Thursday, January 31, 2008

Australia: First impressions and before...

As The Molekhi would guess without any prompting, I'm out on an office trip again. And therefore on blog. This time, it's Australia - Melbourne at the moment. Here for a month, hopefully. It depends on whether India manage to make it to the final of the tri-series or not. If they don't, it's a month. If they do, throw in another week or so.

The Long Flight Goodbye
Somehow, my office travel desk managed to put us on a flight sequence that goes Delhi-Singapore-Darwin-Cairns-Melbourne. Australia isn't Antarctica, so reaching here should have been easier. It wasn't. So I reached my hotel in Melbourne 34 hours after leaving home.

And, with apologies to all who swear by it, the Singapore airport was no great shakes. It's got a lot of space, lots of shops, eateries and stuff, but Kuala Lumpur is better. It's flashier, more stylish, has airtrains or watchamacallits, is better lit up and has more shops and space. Not to say that the Singapore airport isn't nice, but no one raved about KL before I went there, but everyone had this distant, affectionate look on their faces when talking about the Changi airport.

But on the flipside, Changi has Big Foot. The foot massager. In the airport. Aah, the pleasure! And it's free.

Darwin and Cairns
Four hours apart from each other by air, the little I saw of the two cities was breathtaking. Idyllic valleys, slopes, greenery, blue skies. Both places. Of course, my view was restricted to what the airport windows allowed, but I liked what I saw. Interestingly, especially in Cairns, everything was white - cars, signboards, houses, buildings... Made it all look prettier with the green in the backdrop.

And then, Melbourne
It's stunning. It's one of the most beautiful cities I have ever been to. Picturesque as picturesque can get, helped by the widely known fact that Australia has more empty space than the rest of the world. Or something like that. There are huge, broad, empty roads. The only highrises are in the centre of the city, and make only for offices and malls and suchlike stuff. I believe Delhi is supposed to be the greenest capital in the world. Melbourne isn't a capital city, but is important enough to be one. And it's unbelievably green.

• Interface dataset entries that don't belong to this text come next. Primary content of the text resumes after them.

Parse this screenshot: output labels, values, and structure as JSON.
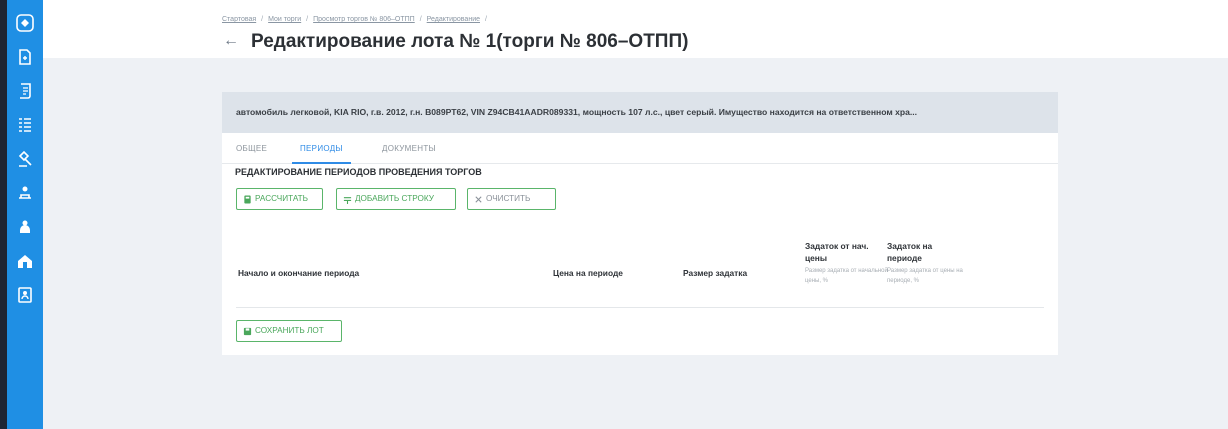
{
  "sidebar": {
    "items": [
      {
        "icon": "logo-icon"
      },
      {
        "icon": "document-icon"
      },
      {
        "icon": "scroll-icon"
      },
      {
        "icon": "list-icon"
      },
      {
        "icon": "gavel-icon"
      },
      {
        "icon": "person-icon"
      },
      {
        "icon": "person-group-icon"
      },
      {
        "icon": "home-icon"
      },
      {
        "icon": "contact-card-icon"
      }
    ],
    "color": "#1f8fe4"
  },
  "breadcrumb": {
    "items": [
      "Стартовая",
      "Мои торги",
      "Просмотр торгов № 806–ОТПП",
      "Редактирование"
    ],
    "separator": "/"
  },
  "header": {
    "back_icon": "arrow-left-icon",
    "title": "Редактирование лота № 1(торги № 806–ОТПП)"
  },
  "lot": {
    "description": "автомобиль легковой, KIA RIO, г.в. 2012, г.н. В089РТ62, VIN Z94CB41AADR089331, мощность 107 л.с., цвет серый. Имущество находится на ответственном хра..."
  },
  "tabs": [
    {
      "label": "ОБЩЕЕ",
      "active": false
    },
    {
      "label": "ПЕРИОДЫ",
      "active": true
    },
    {
      "label": "ДОКУМЕНТЫ",
      "active": false
    }
  ],
  "section": {
    "title": "РЕДАКТИРОВАНИЕ ПЕРИОДОВ ПРОВЕДЕНИЯ ТОРГОВ"
  },
  "toolbar": {
    "calc_label": "РАССЧИТАТЬ",
    "add_row_label": "ДОБАВИТЬ СТРОКУ",
    "clear_label": "ОЧИСТИТЬ"
  },
  "table": {
    "columns": [
      {
        "label": "Начало и окончание периода"
      },
      {
        "label": "Цена на периоде"
      },
      {
        "label": "Размер задатка"
      },
      {
        "label": "Задаток от нач. цены",
        "sub": "Размер задатка от начальной цены, %"
      },
      {
        "label": "Задаток на периоде",
        "sub": "Размер задатка от цены на периоде, %"
      }
    ]
  },
  "footer": {
    "save_label": "СОХРАНИТЬ ЛОТ"
  },
  "colors": {
    "accent": "#2f8be6",
    "button_green": "#4aa75b",
    "banner_bg": "#dde3ea",
    "page_bg": "#eef1f5"
  }
}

Before coming here, I had my apprehensions about Australia and Australians. Having spent a day and a bit in Melbourne, I am ready to eat my thoughts. Melburnians are wonderful people. Every single one of the ones I have met. I don't know if they are racist. I've been told they are. But I haven't seen any of it. Every single person I have spoken to - for directions, for help with paying the tram fare, for advice on where I can buy what - has been helpful. And they have spoken to me with a smile. Every single one of them.

It's full of Indians and other subcontinentals. Unfortunately, all the ones I have met are students or taxi drivers or help in hotels and counter-guys. Unfortunately because I haven't seen too many of them out in suits and ties, which would mean they are doing well for themselves. Now, having said that, I know from my acquintances that the taxi drivers here make a fair bit of money. So when I say 'doing well for themselves', I only refer to the 'respect' part. Obviously from a traditional Indian point of view.

And while on the subject of expats, I met a Somalian for the first time in my life. A genteel middle-aged gentleman by an unpronouncable and unspellable name who drove me from the MCG to the city centre (Flinders Street).

The other things about Australians, or at least Melburnians, is that they love putting up signs. Yes, signs are useful and helpful. But everywhere you turn, there are millions of signs. Nice looking compact signs that don't end up looking like Calcutta where it seems everything's going to tumble down on your head, but signs nevertheless. No complaints. Just an observation.

Oh, since I mentioned Calcutta, yes, the trams do exist here as well. They don't look like a Farex can you've kept on your terrace for 26 years. They are stunning. Somewhat like the new green buses that you see on Delhi roads these days.

And of course, there's the MCG to write about. Will do that slightly later...

PS: The kangaroos, emus, crocodiles and ostriches remain untouched for the moment.